Better late than never. On Friday, the U.S. State Department released its annual report on international religious freedom. It's almost two months late. The good news is that North Korea has been added to the list of "countries of particular concern," or the world's worst violators of religious freedom. The list already included Burma, China, Iran, Iraq, and Sudan, as well as Afghanistan's Taliban regime (which the State Dept. doesn't recognize as a legitimate government).
The bad news is that the State Department didn't accept the recommendations of the U.S. Commission on International Religious Freedom (USCIRF) to add Laos, Saudi Arabia, and Turkmenistan to the list. These countries are still criticized: "Freedom of religion does not exist in Saudi Arabia," the report says. But, explained State Department spokesman Richard Boucher in a Friday press briefing (full text | audio), "Given that there has been no change, no significant change one way or the other in the situation regarding religious freedom in Saudi Arabia, one would not expect the designation to change." Remember, however, that the USCIRF pushed for "countries of particular concern" status for all of these countries last year, too. And the State Department report even notes that this year religious freedom deteriorated even further in Turkmenistan and Laos. Boucher's only explanation is, "We didn't feel that they met the standard to be designated this year."

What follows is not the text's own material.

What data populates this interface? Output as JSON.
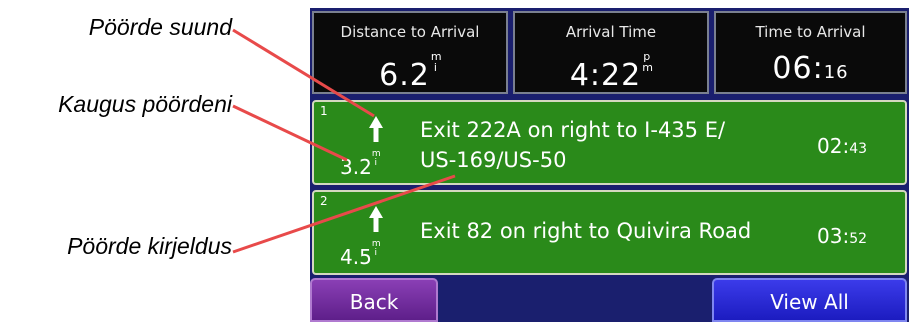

Expect religious freedom advocates to respond this week, but so far most of the organizations' Web sites don't have anything. Even the USCIRF page hasn't updated yet. One exception is Human Rights Watch (which, by virtue of being the only group talking, ...1